Therefore, in order to survive and not feel totally overwhelmed, we develop a perspective, a point of view. That perspective helps make sense of what happens to us.
Someone with a secular perspective sees the birth of a child as purely a medical phenomena. A person of faith sees it as a miracle from God.
Do you Want a Longer Life?
Each perspective has its place. We would not want a doctor delivering a baby to ignore the science and think of it only as a miracle. But when it comes to living a meaningful life, the faith perspective works very well. It leads us to longer, healthier and more compassionate lives.
Indeed, recent studies show that people of faith live, on average, seven years longer than others, have more friends, and a healthier lifestyle.
We cannot fully understand why faith works so well. I say it is because God created us this way, and when we follow God’s teaching, we are optimizing ourselves as human beings.

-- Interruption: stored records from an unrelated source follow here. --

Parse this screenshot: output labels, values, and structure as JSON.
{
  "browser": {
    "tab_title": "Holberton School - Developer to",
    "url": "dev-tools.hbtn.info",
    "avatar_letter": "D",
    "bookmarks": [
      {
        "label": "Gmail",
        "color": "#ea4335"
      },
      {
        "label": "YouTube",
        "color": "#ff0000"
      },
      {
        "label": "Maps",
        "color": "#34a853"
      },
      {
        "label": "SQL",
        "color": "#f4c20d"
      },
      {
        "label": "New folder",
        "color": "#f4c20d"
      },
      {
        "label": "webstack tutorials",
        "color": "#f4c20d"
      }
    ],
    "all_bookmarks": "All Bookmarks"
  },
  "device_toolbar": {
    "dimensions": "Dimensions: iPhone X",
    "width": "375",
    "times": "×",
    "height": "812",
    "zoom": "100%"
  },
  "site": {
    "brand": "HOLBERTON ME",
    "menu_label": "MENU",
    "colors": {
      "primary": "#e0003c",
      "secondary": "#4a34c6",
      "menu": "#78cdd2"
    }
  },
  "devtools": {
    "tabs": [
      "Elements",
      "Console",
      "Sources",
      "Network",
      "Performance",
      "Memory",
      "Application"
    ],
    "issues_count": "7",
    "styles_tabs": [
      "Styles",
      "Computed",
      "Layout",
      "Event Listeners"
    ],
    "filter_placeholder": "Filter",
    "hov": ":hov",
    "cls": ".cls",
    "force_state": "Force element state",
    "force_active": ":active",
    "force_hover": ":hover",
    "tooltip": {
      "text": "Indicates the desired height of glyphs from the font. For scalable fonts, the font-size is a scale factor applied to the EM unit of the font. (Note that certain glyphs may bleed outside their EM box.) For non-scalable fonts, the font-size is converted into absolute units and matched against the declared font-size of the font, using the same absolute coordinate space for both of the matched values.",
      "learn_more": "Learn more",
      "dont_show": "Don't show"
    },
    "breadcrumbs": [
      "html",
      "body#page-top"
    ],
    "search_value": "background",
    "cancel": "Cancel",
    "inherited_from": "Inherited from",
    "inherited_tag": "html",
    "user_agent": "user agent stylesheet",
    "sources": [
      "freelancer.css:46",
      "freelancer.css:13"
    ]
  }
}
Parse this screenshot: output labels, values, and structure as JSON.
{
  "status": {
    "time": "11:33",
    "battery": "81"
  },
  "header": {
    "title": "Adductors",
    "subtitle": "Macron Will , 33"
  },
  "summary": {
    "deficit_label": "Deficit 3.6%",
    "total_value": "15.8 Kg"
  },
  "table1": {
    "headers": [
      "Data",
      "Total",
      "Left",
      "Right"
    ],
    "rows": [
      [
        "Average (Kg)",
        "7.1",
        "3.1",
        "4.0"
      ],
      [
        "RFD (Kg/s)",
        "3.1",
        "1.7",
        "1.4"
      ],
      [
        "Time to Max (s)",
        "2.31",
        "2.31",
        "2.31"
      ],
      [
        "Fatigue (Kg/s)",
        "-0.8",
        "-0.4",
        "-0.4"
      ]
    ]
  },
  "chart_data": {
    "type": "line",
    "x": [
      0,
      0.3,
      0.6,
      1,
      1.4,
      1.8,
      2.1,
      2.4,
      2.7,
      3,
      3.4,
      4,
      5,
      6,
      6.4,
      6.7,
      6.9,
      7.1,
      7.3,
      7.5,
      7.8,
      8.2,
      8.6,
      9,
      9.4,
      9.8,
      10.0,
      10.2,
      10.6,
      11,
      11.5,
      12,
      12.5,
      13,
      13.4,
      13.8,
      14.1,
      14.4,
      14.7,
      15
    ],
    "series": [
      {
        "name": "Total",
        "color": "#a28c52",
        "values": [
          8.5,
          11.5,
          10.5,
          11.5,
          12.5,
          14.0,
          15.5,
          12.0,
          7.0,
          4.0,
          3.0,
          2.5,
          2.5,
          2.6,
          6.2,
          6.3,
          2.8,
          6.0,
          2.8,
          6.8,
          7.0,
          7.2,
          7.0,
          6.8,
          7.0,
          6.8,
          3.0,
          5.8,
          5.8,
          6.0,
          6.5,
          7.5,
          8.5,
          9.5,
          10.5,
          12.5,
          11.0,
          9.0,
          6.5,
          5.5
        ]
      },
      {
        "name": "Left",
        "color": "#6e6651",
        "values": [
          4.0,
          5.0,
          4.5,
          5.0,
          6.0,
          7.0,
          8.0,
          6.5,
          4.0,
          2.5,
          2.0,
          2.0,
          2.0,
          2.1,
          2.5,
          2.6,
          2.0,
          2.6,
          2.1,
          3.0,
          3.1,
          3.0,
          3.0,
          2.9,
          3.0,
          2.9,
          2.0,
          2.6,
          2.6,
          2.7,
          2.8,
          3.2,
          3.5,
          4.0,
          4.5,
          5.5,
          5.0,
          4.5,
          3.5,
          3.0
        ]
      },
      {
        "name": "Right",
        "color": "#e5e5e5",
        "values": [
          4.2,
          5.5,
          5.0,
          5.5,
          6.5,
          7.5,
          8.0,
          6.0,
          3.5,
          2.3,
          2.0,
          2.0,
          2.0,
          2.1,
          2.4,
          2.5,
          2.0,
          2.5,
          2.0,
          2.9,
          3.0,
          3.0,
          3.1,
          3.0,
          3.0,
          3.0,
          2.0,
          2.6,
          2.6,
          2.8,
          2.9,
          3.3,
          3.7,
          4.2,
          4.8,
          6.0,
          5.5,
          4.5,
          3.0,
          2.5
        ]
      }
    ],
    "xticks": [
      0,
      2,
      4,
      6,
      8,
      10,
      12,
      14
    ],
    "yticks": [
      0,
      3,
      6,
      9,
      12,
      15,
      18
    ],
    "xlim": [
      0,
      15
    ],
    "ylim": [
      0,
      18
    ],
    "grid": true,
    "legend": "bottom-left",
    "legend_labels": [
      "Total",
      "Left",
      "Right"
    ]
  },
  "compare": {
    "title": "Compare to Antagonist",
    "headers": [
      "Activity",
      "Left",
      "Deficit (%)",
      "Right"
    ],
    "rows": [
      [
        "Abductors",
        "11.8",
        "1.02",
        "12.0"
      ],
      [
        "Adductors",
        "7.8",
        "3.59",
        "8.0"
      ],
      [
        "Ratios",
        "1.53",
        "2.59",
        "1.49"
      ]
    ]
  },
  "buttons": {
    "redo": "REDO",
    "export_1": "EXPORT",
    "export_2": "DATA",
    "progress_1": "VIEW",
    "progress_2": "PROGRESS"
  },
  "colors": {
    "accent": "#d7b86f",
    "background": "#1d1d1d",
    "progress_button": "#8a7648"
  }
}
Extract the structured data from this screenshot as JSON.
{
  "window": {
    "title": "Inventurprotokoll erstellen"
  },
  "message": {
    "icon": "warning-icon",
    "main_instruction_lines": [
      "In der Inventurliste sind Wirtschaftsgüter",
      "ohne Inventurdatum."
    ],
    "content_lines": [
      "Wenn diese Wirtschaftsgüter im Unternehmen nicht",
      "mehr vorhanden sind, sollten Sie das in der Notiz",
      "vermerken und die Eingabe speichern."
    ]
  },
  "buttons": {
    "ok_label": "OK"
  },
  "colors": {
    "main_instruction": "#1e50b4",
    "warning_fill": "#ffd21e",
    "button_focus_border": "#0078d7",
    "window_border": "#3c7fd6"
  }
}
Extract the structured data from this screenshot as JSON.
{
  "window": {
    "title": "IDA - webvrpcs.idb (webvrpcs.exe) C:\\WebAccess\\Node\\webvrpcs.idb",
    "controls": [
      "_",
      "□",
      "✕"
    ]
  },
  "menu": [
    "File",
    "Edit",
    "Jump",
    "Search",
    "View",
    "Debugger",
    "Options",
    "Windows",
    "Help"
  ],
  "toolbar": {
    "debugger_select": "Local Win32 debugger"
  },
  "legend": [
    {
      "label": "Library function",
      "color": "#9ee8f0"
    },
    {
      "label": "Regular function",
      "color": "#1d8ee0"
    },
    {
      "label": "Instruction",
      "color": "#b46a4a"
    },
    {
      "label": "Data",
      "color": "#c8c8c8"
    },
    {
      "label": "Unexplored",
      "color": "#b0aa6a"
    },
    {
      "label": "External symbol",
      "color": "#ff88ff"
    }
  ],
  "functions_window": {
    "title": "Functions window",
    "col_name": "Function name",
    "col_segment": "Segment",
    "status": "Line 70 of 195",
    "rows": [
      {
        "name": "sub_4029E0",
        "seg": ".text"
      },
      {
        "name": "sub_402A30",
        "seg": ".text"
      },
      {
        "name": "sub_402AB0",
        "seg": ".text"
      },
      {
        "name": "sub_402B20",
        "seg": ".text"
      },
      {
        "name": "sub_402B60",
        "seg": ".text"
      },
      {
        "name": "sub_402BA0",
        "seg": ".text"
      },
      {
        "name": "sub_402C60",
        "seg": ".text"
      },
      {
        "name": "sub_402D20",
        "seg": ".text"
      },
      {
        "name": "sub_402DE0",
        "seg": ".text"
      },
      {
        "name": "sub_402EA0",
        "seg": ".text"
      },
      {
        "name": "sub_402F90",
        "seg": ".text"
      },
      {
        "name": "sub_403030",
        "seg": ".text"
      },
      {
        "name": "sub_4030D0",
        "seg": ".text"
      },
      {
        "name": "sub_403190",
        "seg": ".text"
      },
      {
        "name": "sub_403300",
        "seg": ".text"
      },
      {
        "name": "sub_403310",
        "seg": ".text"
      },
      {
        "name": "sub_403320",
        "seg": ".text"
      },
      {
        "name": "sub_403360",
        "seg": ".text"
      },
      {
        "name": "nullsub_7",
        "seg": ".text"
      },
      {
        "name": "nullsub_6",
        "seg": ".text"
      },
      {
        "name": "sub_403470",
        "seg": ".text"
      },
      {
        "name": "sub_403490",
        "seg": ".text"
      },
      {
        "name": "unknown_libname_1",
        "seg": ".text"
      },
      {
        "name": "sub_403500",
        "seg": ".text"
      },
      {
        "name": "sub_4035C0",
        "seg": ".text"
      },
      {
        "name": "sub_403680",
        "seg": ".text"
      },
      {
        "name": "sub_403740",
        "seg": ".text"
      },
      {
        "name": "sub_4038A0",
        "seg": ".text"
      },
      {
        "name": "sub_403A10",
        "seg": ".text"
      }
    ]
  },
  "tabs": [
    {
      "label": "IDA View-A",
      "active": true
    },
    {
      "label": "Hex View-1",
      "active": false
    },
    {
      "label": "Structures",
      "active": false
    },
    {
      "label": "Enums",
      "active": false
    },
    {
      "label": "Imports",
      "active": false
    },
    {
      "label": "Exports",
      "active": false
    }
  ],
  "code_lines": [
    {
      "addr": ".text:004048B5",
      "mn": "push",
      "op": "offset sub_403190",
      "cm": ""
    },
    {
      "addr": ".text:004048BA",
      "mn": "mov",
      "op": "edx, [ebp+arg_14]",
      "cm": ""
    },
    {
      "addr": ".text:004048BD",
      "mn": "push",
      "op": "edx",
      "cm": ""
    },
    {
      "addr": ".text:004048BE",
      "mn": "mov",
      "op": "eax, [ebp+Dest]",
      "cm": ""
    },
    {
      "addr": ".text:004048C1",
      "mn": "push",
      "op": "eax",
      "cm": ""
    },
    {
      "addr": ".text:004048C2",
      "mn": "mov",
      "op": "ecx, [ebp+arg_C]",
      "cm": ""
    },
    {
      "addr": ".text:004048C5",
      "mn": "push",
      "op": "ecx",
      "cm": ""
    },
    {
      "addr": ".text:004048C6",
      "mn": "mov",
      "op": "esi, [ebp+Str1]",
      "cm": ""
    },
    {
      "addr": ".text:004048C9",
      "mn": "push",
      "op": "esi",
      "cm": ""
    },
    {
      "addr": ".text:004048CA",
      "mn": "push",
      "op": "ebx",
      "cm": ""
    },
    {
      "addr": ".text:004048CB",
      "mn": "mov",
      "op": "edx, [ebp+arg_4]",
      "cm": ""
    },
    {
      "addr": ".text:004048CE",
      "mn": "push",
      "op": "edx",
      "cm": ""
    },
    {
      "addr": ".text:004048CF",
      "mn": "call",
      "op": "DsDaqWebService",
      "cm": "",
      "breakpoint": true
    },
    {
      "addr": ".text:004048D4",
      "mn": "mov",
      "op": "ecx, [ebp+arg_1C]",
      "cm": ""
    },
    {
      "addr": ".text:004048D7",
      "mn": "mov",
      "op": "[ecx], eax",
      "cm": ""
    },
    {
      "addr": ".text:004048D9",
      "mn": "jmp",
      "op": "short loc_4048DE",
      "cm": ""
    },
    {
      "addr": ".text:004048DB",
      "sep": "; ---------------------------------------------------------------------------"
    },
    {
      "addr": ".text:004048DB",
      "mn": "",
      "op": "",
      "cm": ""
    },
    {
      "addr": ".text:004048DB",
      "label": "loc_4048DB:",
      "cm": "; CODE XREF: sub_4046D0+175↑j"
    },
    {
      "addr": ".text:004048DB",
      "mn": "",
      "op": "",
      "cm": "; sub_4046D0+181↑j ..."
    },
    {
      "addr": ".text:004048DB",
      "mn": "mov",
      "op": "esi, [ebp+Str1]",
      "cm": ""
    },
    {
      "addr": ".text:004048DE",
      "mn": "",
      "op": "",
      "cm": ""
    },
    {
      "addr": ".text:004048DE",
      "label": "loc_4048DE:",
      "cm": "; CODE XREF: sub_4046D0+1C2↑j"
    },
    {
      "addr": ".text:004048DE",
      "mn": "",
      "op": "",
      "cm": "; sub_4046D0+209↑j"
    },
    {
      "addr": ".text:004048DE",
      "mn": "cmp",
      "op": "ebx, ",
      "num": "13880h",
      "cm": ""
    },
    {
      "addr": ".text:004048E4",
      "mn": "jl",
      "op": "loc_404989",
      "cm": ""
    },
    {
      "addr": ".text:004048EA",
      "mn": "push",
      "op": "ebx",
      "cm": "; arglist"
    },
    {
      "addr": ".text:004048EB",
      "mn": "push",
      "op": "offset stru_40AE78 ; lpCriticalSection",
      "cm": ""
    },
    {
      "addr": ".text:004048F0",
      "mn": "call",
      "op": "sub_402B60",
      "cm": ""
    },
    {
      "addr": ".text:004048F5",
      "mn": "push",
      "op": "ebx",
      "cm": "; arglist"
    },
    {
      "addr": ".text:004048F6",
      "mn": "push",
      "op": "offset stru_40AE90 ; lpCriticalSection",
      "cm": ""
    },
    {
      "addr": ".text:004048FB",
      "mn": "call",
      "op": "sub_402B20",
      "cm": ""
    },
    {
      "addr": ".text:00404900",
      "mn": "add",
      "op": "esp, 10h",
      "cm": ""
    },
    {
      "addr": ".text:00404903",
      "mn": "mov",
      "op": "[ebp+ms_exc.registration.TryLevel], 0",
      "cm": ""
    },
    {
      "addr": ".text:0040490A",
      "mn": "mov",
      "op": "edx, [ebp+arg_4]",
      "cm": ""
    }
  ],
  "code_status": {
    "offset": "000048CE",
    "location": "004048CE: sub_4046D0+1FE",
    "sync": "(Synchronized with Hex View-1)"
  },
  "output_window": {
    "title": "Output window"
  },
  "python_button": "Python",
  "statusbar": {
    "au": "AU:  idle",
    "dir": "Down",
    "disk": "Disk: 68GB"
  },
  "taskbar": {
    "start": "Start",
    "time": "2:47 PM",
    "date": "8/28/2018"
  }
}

But others might offer a more pragmatic and sociological prospecting, suggesting faith works because it binds us to others and creates communities that look out for one another. We do not need to know the precise reason faith works in order to see that it does.
All we need to realize is that it works. So if you want a better life, you don’t need more things. You need more faith.
Jewish tradition often leaves me perplexed. A few years ago, the first night of Chanukah coincided with Thanksgiving. This year Chanukah begins on Christmas Eve. How is that possible?
The Jewish calendar revolves around the lunar cycle. The lunar cycle lasts about 28 days. That is a month in the Jewish calendar. The typical lunar year is 355 days.
To keep the calendar more aligned with the Western secular calendar, the Jewish sages add an extra month every few years. Thus, the secular date of Chanukah changes every year, though it rarely is earlier or later than December.
So is there anything religiously significant about Chanukah and Christmas coinciding this year?
Not really. Some interfaith families will observe both in various ways. But here’s what we can all remember.
We need light in this darkest time of the year. For most of us, December is the darkest month of the year. The days are short and the nights are long.
The lights of Chanukah and Christmas come as a much needed relief and source of celebration. Here’s why we need them.
A Story About Light
A classic Jewish joke tells of a man looking down at the sidewalk. He keeps walking back and forth and looking down.
A policeman eventually comes up to him and asks what he is doing. He says “I’m looking for my keys. I lost them.”
The policeman then asks, “Where did you drop them?” The man points toward the other side of the street and says “Somewhere over there.”
The incredulous policeman says, “Then why are you looking over here?”
The man replies, “Because over here, the light is better.”
Light My Way
This joke often used by scientists to explain biases in research. The light represents our biases, and we tend to look for ways to confirm them.
But it also reveals a spiritual truth. We seek light in times of darkness. We need light to guide and comfort us.
My hope and prayer is that we can be lights for one another. We can fill our spirits with the light from above, and bring it down to one another in